Any thoughts? Are there variations in happy endings? And how much do you want to wade through on your way there?

Wednesday, October 18, 2006

E-Publishing vs. Traditional Print

Anyone have an opinion on this? All of a sudden, Triskelion has popped up all over the first-timers' sale page of RWR. I didn't realize it was primarily an e-book publisher 'til I checked it out today. I know there are more and more of these e-pub sites showing up, that let the consumer download a story rather than buy it in the store or borrow it from the library.

I recently took a tour of a private school which is planning a huge renovation of its library into a wireless, distance-learning site. The Dean giving the tour admitted that they have no plans to continue expanding their current library/book collection, and most future money will go into maintenance and constant updating of the technology on campus instead.

I found that rather sad. I mean, as a life-long reader, and lover of literature, I think there is something special about curling up in a chair with a book in your hands. But our society today is so computer and Internet-tied, it seems, that the publishing and reading and buying of books strictly online will become common practice in the next few decades.

Will traditional print lose out altogether? And is that a bad thing?

Monday, October 16, 2006

The Essential 55

Has anyone picked up this book? It's a quick read, a best-seller written by award-winning NYC teacher Ron Clark, about the 55 rules he uses in his 5th grade classroom (or used to, anyway. Now he's such a bigshot that he's actually opening his own school in Atlanta). TNT also did an original movie back in August, based on his experiences in Harlem, starring Matthew Perry. Not bad.

Anyway, I was browsing in Borders over the weekend, and they had their fantastic 25% off for Educators sale (which, by the way, applies to just about anyone who works in any kind of education setting - including homeschoolers). So I picked up a few books, including this one.

I started it last night. I thought it would be a list of his rules, which it is, at first. But it's more than a list of classroom rules. It's also a list of life rules - which Clark states outright in his introduction. He's a southern boy, so he was raised in the "Yes, ma'am," "No, sir" way of life, and his rules are pretty much about common courtesy.
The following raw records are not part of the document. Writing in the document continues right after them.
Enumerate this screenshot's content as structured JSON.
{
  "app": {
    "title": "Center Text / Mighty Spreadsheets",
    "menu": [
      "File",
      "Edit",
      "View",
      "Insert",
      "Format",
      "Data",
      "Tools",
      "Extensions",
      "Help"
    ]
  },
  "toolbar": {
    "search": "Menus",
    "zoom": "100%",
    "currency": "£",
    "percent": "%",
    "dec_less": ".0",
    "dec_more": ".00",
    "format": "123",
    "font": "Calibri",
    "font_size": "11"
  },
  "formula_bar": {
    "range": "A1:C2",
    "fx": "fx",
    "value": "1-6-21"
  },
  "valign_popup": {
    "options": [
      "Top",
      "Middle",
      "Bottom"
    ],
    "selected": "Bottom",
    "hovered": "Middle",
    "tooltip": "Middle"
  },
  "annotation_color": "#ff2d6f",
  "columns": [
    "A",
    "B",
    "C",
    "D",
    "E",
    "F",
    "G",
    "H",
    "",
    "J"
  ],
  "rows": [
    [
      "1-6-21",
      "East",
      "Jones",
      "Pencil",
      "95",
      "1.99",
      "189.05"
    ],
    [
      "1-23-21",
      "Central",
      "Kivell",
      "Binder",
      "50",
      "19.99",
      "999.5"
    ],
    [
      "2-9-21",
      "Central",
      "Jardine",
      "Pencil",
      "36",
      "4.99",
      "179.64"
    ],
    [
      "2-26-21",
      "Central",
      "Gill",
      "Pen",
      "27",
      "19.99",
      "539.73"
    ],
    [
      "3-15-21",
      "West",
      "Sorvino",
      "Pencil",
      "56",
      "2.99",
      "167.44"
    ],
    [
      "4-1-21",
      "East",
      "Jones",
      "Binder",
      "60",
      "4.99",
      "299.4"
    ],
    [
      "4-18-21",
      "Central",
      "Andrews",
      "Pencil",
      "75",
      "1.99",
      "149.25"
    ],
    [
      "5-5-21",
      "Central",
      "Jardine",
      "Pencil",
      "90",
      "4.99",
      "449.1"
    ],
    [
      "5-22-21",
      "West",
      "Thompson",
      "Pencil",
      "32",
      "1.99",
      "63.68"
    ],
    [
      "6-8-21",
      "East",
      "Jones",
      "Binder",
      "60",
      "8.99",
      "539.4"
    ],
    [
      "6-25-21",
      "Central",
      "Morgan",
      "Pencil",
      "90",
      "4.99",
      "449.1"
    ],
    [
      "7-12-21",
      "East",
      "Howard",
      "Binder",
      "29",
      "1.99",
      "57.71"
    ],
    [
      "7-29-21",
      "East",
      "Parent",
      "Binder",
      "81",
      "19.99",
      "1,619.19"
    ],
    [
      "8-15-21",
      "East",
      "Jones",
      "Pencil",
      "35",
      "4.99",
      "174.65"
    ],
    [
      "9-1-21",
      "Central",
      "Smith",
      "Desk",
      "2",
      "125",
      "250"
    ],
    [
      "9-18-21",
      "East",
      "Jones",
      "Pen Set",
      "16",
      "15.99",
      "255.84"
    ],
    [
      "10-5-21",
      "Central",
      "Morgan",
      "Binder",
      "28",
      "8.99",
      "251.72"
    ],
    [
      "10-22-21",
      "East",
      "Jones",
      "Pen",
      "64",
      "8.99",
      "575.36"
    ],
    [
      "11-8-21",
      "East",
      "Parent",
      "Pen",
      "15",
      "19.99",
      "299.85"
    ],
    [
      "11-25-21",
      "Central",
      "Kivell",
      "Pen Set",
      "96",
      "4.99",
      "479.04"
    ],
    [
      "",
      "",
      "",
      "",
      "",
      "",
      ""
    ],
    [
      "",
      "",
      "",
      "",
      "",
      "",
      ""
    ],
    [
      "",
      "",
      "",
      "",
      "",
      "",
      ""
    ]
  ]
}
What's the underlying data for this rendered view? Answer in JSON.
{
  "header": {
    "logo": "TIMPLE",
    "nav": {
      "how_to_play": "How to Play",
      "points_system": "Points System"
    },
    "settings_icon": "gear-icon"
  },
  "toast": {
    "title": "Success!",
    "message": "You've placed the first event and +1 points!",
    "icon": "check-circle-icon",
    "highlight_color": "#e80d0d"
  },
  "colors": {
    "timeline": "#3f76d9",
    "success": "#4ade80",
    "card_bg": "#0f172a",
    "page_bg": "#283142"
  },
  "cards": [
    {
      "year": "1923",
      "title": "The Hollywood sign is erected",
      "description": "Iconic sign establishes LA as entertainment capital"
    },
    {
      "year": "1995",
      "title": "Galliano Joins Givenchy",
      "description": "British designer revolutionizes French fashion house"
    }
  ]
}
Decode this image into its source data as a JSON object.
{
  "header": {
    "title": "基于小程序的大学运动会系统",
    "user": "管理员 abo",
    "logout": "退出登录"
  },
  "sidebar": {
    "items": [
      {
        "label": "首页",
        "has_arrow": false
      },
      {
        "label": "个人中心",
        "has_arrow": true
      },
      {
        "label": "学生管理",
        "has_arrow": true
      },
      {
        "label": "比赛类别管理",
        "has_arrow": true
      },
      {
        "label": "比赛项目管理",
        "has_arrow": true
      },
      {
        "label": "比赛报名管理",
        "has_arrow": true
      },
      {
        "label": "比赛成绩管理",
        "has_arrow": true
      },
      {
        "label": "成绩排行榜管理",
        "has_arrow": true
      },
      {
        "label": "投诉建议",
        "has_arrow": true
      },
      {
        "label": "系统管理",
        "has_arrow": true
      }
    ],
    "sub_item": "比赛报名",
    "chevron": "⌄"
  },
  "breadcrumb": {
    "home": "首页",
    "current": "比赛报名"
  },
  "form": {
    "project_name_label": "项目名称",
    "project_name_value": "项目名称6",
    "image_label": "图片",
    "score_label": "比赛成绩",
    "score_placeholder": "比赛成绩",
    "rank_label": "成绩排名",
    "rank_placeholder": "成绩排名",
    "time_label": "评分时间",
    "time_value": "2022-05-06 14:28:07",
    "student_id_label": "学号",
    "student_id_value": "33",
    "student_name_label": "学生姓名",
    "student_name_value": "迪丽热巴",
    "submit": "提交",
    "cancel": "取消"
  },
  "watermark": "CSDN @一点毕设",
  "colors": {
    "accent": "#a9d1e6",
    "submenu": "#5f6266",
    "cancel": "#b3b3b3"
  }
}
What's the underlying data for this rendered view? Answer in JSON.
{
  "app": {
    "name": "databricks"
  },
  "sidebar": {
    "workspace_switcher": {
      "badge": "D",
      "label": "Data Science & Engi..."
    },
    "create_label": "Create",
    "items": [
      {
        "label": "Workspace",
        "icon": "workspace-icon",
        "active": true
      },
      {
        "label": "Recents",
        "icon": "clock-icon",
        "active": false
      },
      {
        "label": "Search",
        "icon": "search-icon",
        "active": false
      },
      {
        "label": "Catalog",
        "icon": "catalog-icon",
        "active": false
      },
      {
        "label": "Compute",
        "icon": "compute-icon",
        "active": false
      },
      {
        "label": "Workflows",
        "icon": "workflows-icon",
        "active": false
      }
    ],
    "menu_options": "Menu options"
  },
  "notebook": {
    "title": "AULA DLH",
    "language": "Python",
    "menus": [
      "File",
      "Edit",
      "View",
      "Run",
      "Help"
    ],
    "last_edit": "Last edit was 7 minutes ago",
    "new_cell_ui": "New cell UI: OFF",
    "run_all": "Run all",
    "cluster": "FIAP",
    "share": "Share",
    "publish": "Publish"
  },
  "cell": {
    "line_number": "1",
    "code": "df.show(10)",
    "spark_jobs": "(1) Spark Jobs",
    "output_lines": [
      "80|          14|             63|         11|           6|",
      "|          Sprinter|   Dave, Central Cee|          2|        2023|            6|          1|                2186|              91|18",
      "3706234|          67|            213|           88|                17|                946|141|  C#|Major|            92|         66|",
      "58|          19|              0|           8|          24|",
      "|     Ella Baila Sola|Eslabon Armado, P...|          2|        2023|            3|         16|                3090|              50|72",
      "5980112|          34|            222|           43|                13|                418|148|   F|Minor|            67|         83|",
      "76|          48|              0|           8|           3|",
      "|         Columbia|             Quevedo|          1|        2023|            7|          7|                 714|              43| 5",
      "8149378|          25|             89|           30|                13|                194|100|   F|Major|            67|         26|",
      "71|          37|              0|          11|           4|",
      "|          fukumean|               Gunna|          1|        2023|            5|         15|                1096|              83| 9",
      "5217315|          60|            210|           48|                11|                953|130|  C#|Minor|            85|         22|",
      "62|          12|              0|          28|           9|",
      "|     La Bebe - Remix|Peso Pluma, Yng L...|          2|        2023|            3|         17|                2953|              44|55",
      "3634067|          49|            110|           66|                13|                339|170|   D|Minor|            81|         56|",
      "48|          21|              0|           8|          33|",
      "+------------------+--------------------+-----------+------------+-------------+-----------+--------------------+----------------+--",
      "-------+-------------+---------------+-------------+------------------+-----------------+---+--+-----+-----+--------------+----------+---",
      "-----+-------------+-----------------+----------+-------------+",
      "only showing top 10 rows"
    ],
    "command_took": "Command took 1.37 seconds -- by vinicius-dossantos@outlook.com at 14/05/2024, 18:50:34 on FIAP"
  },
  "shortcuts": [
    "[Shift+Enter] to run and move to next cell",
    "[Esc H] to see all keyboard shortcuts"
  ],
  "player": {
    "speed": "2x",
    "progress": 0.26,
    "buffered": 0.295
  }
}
But as you read, it's amazing how many of them, if we followed them on a regular basis, would make our communities happier places.

The funniest one of the 11 I've read so far:

"If someone in the class wins a game or does something well, we will congratulate that person. Claps should be of at least three seconds in length with the full part of both hands meeting in a manner that will give the appropriate clap volume."

He goes on to say he knows how silly this rule sounds outright, but you have to admit, the intention behind it is pretty solid. How often do we really congratulate someone wholeheartedly? How many times do we keep our congratulations to a minimal mumble? How many times are they cloaked in another emotion, like jealousy? Clark also says that if a few students in the class begin to clap, then everyone must join in - because what's worse than a few half-hearted claps? And who's to say what accomplishment is too small to be recognized?

It's a pretty inspirational book, and it's easy to see even from the start why this guy has won several teaching awards.

I'll post some other of my favorites as I work my way through-